It seems that the experimental results are very close
to the theoretical ones. And this is true even when Epsilon is very high,
whereas the theory pretends that it should'nt work for an Epsilon greater
than 2 or 3.
In the same way, we are given an expression for the maximum y-velocity.
Here are the results
As for this case, we can easily see that up to 2, the
difference between theory and our calculation becomes important. Nonetheless,
the slopes seem to be the same between 3 and 7. We are not surprised given
that it is what was predicted.
This variable gets also a theoretical expression.
Our calculation compared to the theoretical values
This case is very similar to the previous one. The results
are very close until a critical Epsilon equal to a little bit less than
Nevertheless, the slopes are definitely not the same here!
The first graphic we will draw represents
Let's remember that the patterns are rolls.

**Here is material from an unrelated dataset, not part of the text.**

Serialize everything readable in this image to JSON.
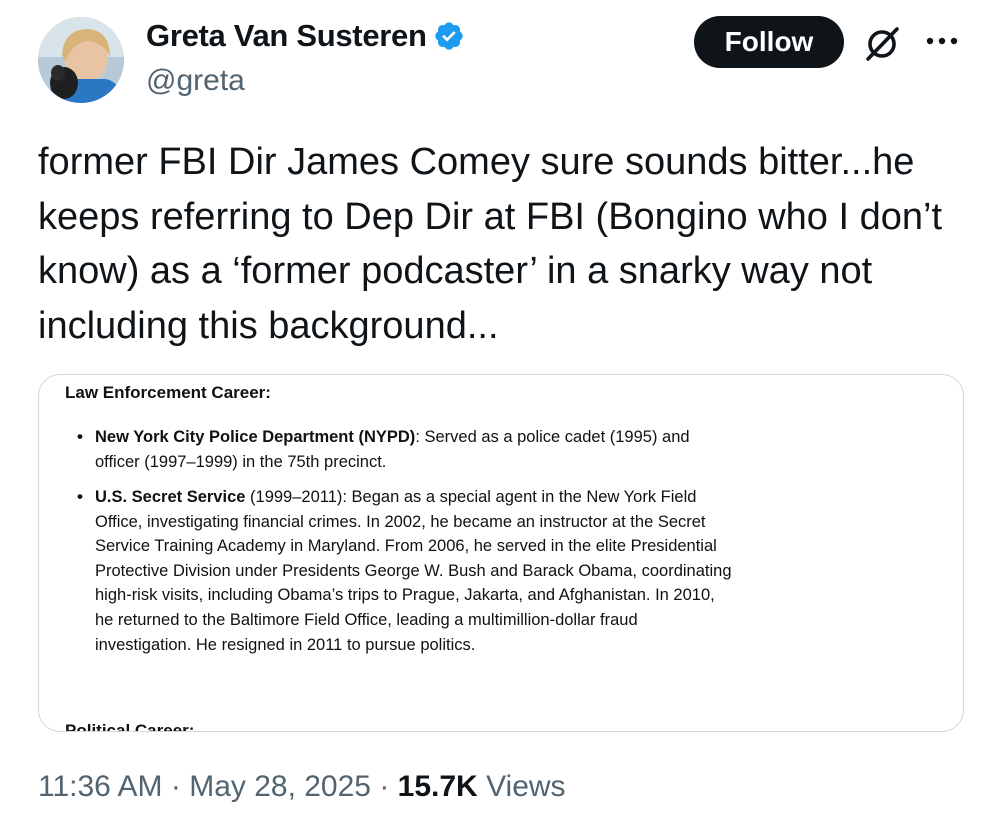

To that end,
you can take a closer look at the figure in the previews, where you will
see the velocity vectors.
Here, you see that at the bottom of the box, the velocity is almost equal to zero, thanks to the viscosity of the fluid. Then it increases until its maximum, to decrease until the inverse of the previous value, because the X-velocity at the bottom is the opposite to the X-velocity at the top of the box.

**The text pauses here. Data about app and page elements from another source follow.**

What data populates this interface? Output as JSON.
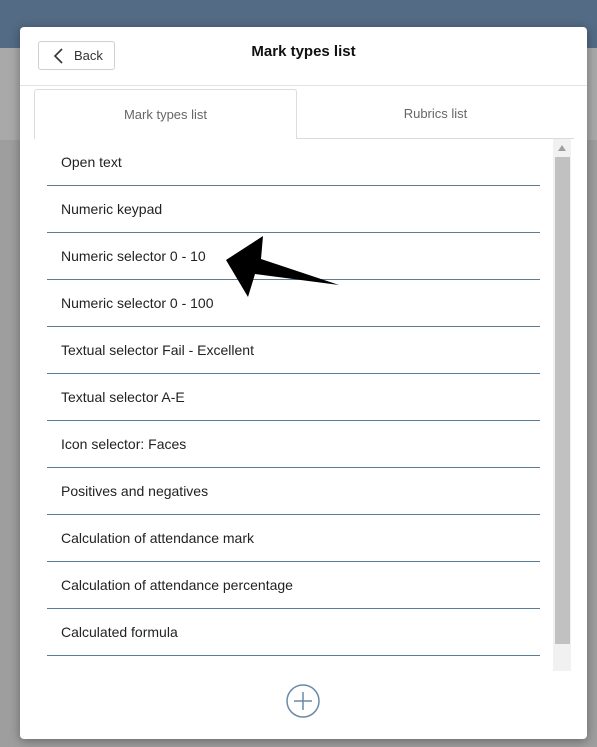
{
  "header": {
    "back_label": "Back",
    "title": "Mark types list"
  },
  "tabs": [
    {
      "label": "Mark types list",
      "active": true
    },
    {
      "label": "Rubrics list",
      "active": false
    }
  ],
  "list": {
    "items": [
      "Open text",
      "Numeric keypad",
      "Numeric selector 0 - 10",
      "Numeric selector 0 - 100",
      "Textual selector Fail - Excellent",
      "Textual selector A-E",
      "Icon selector: Faces",
      "Positives and negatives",
      "Calculation of attendance mark",
      "Calculation of attendance percentage",
      "Calculated formula"
    ]
  },
  "icons": {
    "back": "chevron-left-icon",
    "add": "plus-circle-icon",
    "scroll_up": "triangle-up-icon",
    "annotation": "arrow-pointer-icon"
  },
  "colors": {
    "topbar": "#536b85",
    "divider": "#5a7c95",
    "add_icon": "#6a8aa6"
  }
}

Next image shows:
Pr=70 , dT=1, Ra=2500
because it is a case of instability with two rolls.
Non refined mesh results :
Refined one time mesh results
Here is the mesh that we are going to use for the next calculations:
Second level of adaptation :
The new mesh :
Last level of adaptation :
The last mesh :
This kind of study is very interesting,
and it may be a good thing too, to continue it more precisely by using
for instance others adaptation criterions. We will also
remark that to get better results on unstructured mesh you have to pay : the time of convergence is always increasing with the number of cells.
* Click on the Adapt
menu and choose Gradient.
* The following window appears :
* Choose a Refine
Threshold (for instance : half of the Max
) and click on Mark.
Fluent mark the cells it will refine if Adapt is clicked.
* But before clicking on Adapt, click on Manage..., the following windows appears :
* When the number of marked cells is satisfaying, click on Adapt. Fluent ask if it is OK to adapt grid. Say yes, and Iterate.
Of course, there are many options to adapt a mesh, but this simple way described above is a first approach which can be improved in the future years...
What we have appreciated a lot during this project, was the fact we were totally free to choose the direction that our work would follow. And it has been made easier by the quantity of information put at our disposal : whatever we choose to do, there exist results to compare with, and we never faced a difficulty alone in the dark. It reminds us a story told by G. Casalis during a DEA course...
A more technical conclusion about Rayleigh-Benard instabilities would be to say that there are still a lot of interesting studies to do around this phenomena, for instance the Prandtl number dependency of the critical Rayleigh number.
It also enabled us to discover a little bit more of FLUENT, such as the mesh adaptation or the unsteady solver, as well as the numerous small options needed to get a good calculation (PRESTO! solver, Body Force Weighted solver...).